Donald Trump’s Access Hollywood Statement Was Misinterpreted

WASHINGTON, D.C – (May 10, 2023) – The portion of Donald Trump‘s deposition citing the Access Hollywood tape in which he says “when you’re a star . . . you can do anything,” has apparently been widely misinterpreted, and it could even be true if read carefully and precisely, says public interest law professor John Banzhaf, who has won over 100 cases of sexual discrimination against women.

The reason for the perception that he is bragging that he can get away with sexually assaulting women – e.g., because no one will believe their claims and/or that the legal system is misogynistic and unfair – is that a few very important words are being overlooked.

Regardless of how crude and shocking Trump’s words about “grab them by the p-ssy, you can do anything” are, and whether or not Trump actually engaged in the behavior he described or was simply boasting, the activity itself does not necessarily constitute the criminal or civil offense of sexual assault, says Banzhaf. Indeed, read in context, the situations Trump described might not be illegal at all, says Banzhaf.

Immediately preceding his “grab” statement, Trump said “and when you’re a star, they let you do it. you can do anything.” [emphasis added]

If by that Trump means that many women willingly tolerate from a “star” what would otherwise constitute completely unacceptable sexual behavior – because they hoped he could advance their careers, did not wish to embarrass themselves or him, hope to curry some kind of favor in the future, were afraid of tarnishing their careers, etc. – then, at least under some scenarios, their action in letting him do it would constitute express or implied consent, and therefore no assault of any kind.

Indeed, notes Banzhaf, even if consent to sex is obtained by fraud or misrepresentation – e.g., if Trump implied that he would get them a part or marry them – it is still a valid defense to sexual assault or other criminal or civil wrongs.

For example, if Trump suddenly and without any warning reached out and grabbed a woman’s crotch or breast, it would rather clearly constitute sexual assault.

But if she encouraged, cooperated, or simply said and did nothing in response to his sexual touching because he was a “star” whom she wanted for whatever reason to please – as he implied by the words “they let you do it” – then, as unseemly as the scenario might be, it would probably not constitute sexual assault, says Banzhaf.

This interpretation of the words from Trump’s “you can do anything” Access Hollywood tape were reinforced with the followup explanation in his deposition:

Mr. Trump: “Well, historically, that’s true with stars.”

Q: “It’s true with stars that they can grab women by the p—?”

Mr. Trump: “Well, that’s what, if you look over the last million years I guess that’s been largely true. Not always, but largely true.

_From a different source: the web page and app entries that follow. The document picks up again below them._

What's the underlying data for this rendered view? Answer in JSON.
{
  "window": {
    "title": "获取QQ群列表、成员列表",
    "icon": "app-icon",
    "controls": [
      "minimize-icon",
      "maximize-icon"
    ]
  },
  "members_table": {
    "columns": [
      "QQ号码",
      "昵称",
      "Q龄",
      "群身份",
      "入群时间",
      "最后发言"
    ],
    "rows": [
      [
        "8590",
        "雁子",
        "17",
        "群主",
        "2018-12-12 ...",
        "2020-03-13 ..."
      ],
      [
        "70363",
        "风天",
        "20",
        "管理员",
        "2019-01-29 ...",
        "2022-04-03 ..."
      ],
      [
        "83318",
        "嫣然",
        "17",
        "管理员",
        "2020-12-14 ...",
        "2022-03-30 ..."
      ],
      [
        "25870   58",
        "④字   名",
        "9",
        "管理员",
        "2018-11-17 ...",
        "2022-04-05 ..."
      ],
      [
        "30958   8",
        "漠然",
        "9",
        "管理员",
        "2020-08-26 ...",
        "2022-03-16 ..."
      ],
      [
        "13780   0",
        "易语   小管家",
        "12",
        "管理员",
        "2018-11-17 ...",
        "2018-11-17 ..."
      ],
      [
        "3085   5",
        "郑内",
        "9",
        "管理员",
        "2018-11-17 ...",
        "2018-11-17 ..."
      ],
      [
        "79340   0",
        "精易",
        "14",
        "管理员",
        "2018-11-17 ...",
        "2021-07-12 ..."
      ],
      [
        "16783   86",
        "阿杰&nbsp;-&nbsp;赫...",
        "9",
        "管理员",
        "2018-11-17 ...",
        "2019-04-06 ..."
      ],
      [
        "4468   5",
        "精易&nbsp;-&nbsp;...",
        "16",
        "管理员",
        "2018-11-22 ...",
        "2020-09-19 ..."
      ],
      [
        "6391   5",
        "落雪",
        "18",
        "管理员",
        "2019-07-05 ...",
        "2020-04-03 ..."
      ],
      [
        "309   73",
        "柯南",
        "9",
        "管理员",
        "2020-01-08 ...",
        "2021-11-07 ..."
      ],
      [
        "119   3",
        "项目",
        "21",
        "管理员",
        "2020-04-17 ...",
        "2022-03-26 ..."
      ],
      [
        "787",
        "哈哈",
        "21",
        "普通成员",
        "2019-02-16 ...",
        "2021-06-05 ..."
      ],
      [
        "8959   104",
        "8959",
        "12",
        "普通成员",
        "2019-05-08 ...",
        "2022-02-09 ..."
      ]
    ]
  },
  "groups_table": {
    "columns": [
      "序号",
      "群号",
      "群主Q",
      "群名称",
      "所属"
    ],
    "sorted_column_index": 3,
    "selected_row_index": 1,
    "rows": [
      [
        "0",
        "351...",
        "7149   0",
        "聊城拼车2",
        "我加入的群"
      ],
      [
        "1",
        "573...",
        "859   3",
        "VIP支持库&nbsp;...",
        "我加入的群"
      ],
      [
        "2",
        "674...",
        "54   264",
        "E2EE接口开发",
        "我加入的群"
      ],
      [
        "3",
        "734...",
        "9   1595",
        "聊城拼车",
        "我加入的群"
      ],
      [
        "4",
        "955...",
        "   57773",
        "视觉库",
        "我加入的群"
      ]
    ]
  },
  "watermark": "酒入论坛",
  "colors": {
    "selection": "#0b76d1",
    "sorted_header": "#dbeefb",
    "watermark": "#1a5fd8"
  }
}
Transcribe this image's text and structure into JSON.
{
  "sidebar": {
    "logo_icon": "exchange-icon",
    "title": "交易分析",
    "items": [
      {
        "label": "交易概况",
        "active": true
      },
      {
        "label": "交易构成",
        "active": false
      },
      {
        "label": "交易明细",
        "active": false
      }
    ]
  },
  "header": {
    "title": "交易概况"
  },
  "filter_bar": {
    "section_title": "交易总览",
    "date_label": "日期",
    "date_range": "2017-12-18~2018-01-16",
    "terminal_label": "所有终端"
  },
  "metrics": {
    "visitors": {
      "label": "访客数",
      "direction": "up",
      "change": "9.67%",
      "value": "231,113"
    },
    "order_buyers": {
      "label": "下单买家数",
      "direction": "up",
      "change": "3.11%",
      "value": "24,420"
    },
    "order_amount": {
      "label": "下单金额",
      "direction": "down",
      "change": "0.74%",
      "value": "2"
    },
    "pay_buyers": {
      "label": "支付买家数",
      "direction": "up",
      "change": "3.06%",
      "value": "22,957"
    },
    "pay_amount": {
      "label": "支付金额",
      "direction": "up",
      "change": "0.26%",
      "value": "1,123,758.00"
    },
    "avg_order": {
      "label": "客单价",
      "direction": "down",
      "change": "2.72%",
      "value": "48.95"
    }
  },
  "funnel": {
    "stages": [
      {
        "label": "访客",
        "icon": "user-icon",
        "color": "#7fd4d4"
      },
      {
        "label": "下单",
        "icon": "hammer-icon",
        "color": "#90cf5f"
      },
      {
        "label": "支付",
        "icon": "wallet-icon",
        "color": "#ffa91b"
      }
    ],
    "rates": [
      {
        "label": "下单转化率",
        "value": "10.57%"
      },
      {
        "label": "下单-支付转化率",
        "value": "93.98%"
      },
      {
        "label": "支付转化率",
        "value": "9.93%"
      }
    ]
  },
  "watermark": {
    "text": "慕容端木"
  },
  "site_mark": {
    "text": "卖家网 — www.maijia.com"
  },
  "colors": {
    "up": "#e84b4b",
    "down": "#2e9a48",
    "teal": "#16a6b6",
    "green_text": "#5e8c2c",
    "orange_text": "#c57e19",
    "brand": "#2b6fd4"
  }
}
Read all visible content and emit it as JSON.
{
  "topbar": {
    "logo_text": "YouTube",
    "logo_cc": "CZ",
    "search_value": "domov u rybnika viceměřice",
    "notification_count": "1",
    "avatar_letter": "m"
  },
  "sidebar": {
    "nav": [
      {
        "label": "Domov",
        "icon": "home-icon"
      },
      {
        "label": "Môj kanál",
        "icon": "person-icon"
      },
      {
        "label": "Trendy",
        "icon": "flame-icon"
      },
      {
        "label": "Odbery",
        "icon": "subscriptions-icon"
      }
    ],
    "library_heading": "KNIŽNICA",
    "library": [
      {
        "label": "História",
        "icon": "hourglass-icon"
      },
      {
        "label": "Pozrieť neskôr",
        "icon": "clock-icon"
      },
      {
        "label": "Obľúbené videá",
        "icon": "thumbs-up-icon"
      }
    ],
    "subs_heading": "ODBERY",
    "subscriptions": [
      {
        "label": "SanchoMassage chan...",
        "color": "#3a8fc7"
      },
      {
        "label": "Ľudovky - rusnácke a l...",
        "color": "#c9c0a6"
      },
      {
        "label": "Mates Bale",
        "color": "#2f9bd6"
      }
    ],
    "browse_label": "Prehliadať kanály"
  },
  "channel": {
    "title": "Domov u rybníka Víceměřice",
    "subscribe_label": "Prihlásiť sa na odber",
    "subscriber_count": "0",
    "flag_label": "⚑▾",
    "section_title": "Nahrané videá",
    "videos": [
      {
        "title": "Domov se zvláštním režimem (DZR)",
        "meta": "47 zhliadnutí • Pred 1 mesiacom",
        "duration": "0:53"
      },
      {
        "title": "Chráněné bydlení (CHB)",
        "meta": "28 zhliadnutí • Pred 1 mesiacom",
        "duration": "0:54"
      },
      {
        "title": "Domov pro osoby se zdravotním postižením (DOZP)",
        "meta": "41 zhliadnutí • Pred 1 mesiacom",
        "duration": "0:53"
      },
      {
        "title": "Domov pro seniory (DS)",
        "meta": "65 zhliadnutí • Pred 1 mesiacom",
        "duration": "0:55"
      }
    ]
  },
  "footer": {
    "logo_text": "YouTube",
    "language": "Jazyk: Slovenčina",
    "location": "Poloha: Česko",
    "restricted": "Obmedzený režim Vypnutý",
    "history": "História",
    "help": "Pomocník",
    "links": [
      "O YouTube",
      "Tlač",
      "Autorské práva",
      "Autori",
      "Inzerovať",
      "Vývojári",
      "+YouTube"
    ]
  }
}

With these words he makes it rather clear that he is not just speaking about his own sexual interactions with women. Rather he suggests that ‘historically” many women would “let you do it” if the male was a “star.”

Thus he is seemingly referencing frequent suggestions that some actresses “slept their way” to a part in a movie, earned a spot by their actions on the casting couch, or at very least tolerated gropings and other kinds of unwanted or even repulsive forms of sexual touching so as not to offend a star and/or to advance their careers.

Whether or not this impression of Hollywood and/or TV is in any way accurate is irrelevant since Trump is merely trying to explain that women “let [him, Trump] do it” “when [he, Trump]’s a star” just as he believes (correctly or not) that many women do the same thing when a different male is perceived to be a “star.”

Fortunately, even if members of the jury misinterpreted his statements to mean that he was privileged to reach out and grab any woman simply because he was famous, this would almost certainly not constitute grounds to reverse the jury’s decision on appeal.